Normally when I go on a trip or vacation, I don't get amped up with anticipation as the day grows closer. It is like I don't count on it until the day actually arrives. I also don't shake the Christmas presents that are sitting beneath the tree. I like to save the surprise for the moment. This time the build up has been a little different, and there have been some presents along the way, but it still doesn't feel totally real even though it is only nine hours away.
I have spent the past week or so meeting with friends to say goodbye (for now). It has been wonderful to see everyone, share old stories, and talk about my plans for the future. Everyone has been very supportive, and have offered thoughts on what I should do with this opportunity. One observation was that I am not on any schedule, so I should take my time on my way down. Point taken.
In 2006, I rode my bicycle from Seattle to San Francisco to benefit the American Lung Association. It was two weeks of hill climbing, gorgeous scenery, and riding with old friends I'd just met. As I mentioned in my first post here, "I find that my head is clearer when I am away from home and on my bike. At times it seems even my vision is clearer." The pursuit of this feeling of clarity was one of the goals of writing this blog.
I have decided to go back to the beginning, and retrace my route down the coast. It is a beautiful route that will force me to go slowly. Force me to take my time and take it all in. It won't be the same as riding it by bike, but it should still be great way to go.
When we took off from Seattle in 2006, we took a ferry across Puget Sound to Bremerton before setting out by bike, and I'll be doing the same tomorrow. I think leaving Seattle by boat, seeing the skyline from the water slowly recede, will be particularly poignant. There will be lots of feelings rushing through my head tomorrow and for the next few days - some good, some difficult. It is probably best that I take my time, to take it all in.
Time to get some sleep.
February 7, 2010
Language warning - It's George Carlin after all.
One of the many goals for this new year, this new chapter, is to live more minimally. Less clutter, less distraction, less things demanding attention and money. A cleaner life will help me have a clearer mind.
The first phase has been to cut down on some of the excess stuff I have been carrying around from home to home. I have never been driven by the accumulation of stuff, but it has piled up nonetheless. I actually avoid buying new things, but the flip side is that I have a tough time throwing things away.

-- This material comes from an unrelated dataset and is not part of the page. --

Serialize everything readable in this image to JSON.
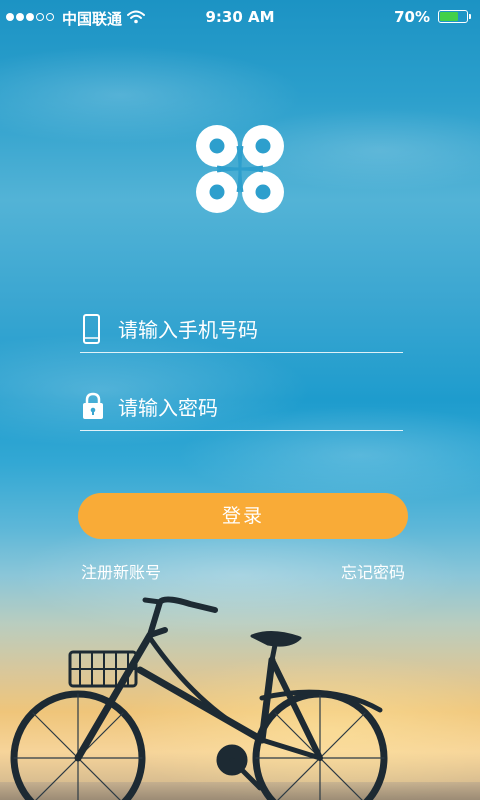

While getting the house ready for sale, I sold, gave away or threw out lots of stuff. Several truck loads in fact. But I still have a storage unit filled with things. For the past couple of months, I have been living at my parent's house, and have been trying to keep less stuff around. I've tried to limit my footprint to my bedroom and the garage, but of course after a couple of months I've spread out a little bit.
I'll be moving to San Diego in the next couple of days, and will be bringing an even smaller version of my stuff. I will be trying to keep most of my things in the bedroom, and I am only bringing a dresser as far as furniture. I am also limited by how much stuff I can fit in the back of my truck for the drive down. And I need to leave a little space for the dog and her stuff after all. Fortunately she travels pretty lightly.
It has been a difficult to decide what needs to make the trip, and what I can do without for at least a few months. I over pack for a week-long trip, always throwing one more thing in the suitcase just in case I might need it. I have a feeling there won't be much empty space in the truck when I hit the road. I hope I don't leave something important behind, but I also hope that after a while it feels like I brought too much.
When I find my own place, and come back for furniture and things, I also hope I will be tempted to leave even more behind. Like my 4th grade arithmetic papers.
February 3, 2010
February 2, 2010
The comic strip was one of a kind when it came out, and when Gary Larson retired (somewhere locally I think), it was one of those times when someone walks away at the height of their game - hint, hint, Brett Farve.
I remembered finding a couple of his comic strips stashed in my desk when I moved. Click on the images to enlarge.